Network-neutrality proponents want a fairly narrow definition of acceptable network management. Comcast, fresh off a strong performance challenging the FCC’s network management finding against it in federal court (the BitTorrent case), echoed its arguments there by telling the FCC late Thursday that it must compile evidence and establish statutory authority before adopting any rules.

While Comcast maintained it shares the goal of an open Internet and applauds a fact-based approach to the rulemaking, it also said that evidence collected by the FCC for its broadband plan raises “serious concerns” that the network neutrality regulations as currently constituted “would put at risk the continued investment and innovation in broadband networks needed to meet those goals.”

The nation’s largest cable operator noted that rules should only be adopted based on real “not conjectural” harms and benefits, and only if addressing both outweighs the risks to innovation and investment.
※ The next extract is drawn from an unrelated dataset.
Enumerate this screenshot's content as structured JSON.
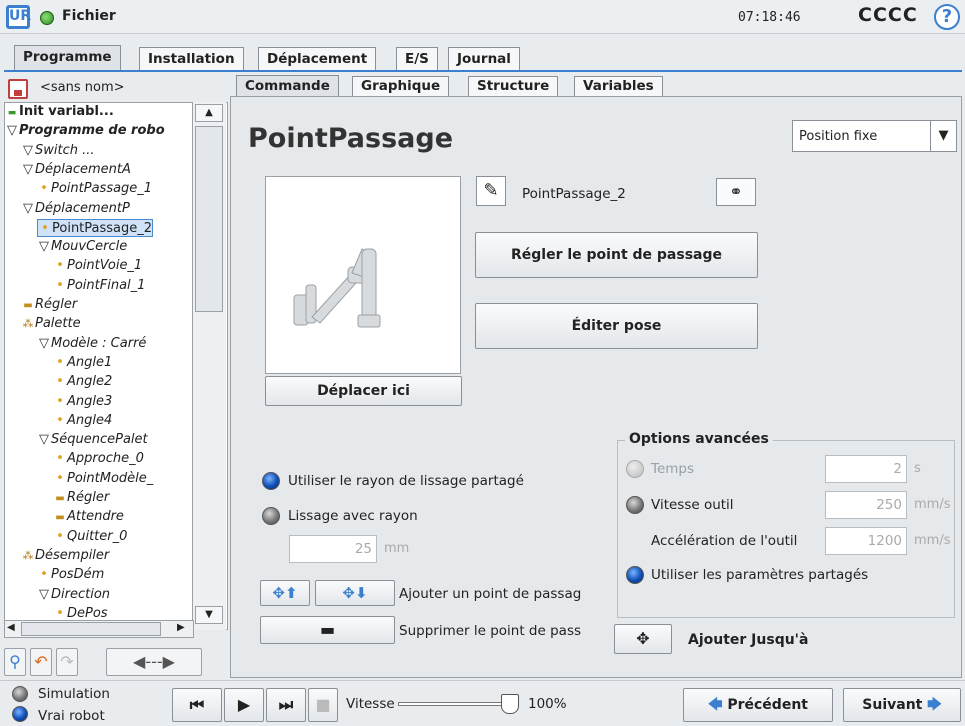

Comcast added: “To date, there is no such record.”

Comcast also said that because there is no express grant of Congressional authority the FCC is relying on the ancillary authority, it says must be tied to specific statutory provisions, with a justification for why it is “reasonably ancillary” to that authority.

Taking a far more proactive regulatory stance was the American Cable Association, which represents over 900 smaller and medium-sized cable operators. “The proposed regulations do not go far enough.”

ACA asked the FCC to extend the open Internet regs to “all providers” of broadband content, applications, services and devices.” ACA said that all those play a key role in either shaping or distorting “the Internet experience.” ACA took the opportunity to continue its campaign against ESPN360, saying it was one of those content providers blocking access.

“ESPN denies consumers access to ESPN360, unless a consumer’s broadband provider has a wholesale distribution agreement with ESPN,” said ACA.

The FCC adopted its principles after deciding that cable-modem service, and then DSL, were information services (Title 1 of the Communications Act) exempt from mandatory access regs, rather than telecommunications services under stricter Title II common carrier regs.

Some commenters suggested that if the FCC concludes there is any doubt of its authority to regulate under Title 1 (doubt likely heightened by the BitTorrent oral argument), reclassifying it as a telecommunications service to clarify that authority should at least be on the table (Public Knowledge, for one, made that argument).

John Eggerton

Contributing editor John Eggerton has been an editor and/or writer on media regulation, legislation and policy for over four decades, including covering the FCC, FTC, Congress, the major media trade associations, and the federal courts. In addition to Multichannel News and Broadcasting + Cable, his work has appeared in Radio World, TV Technology, TV Fax, This Week in Consumer Electronics, Variety and the Encyclopedia Britannica.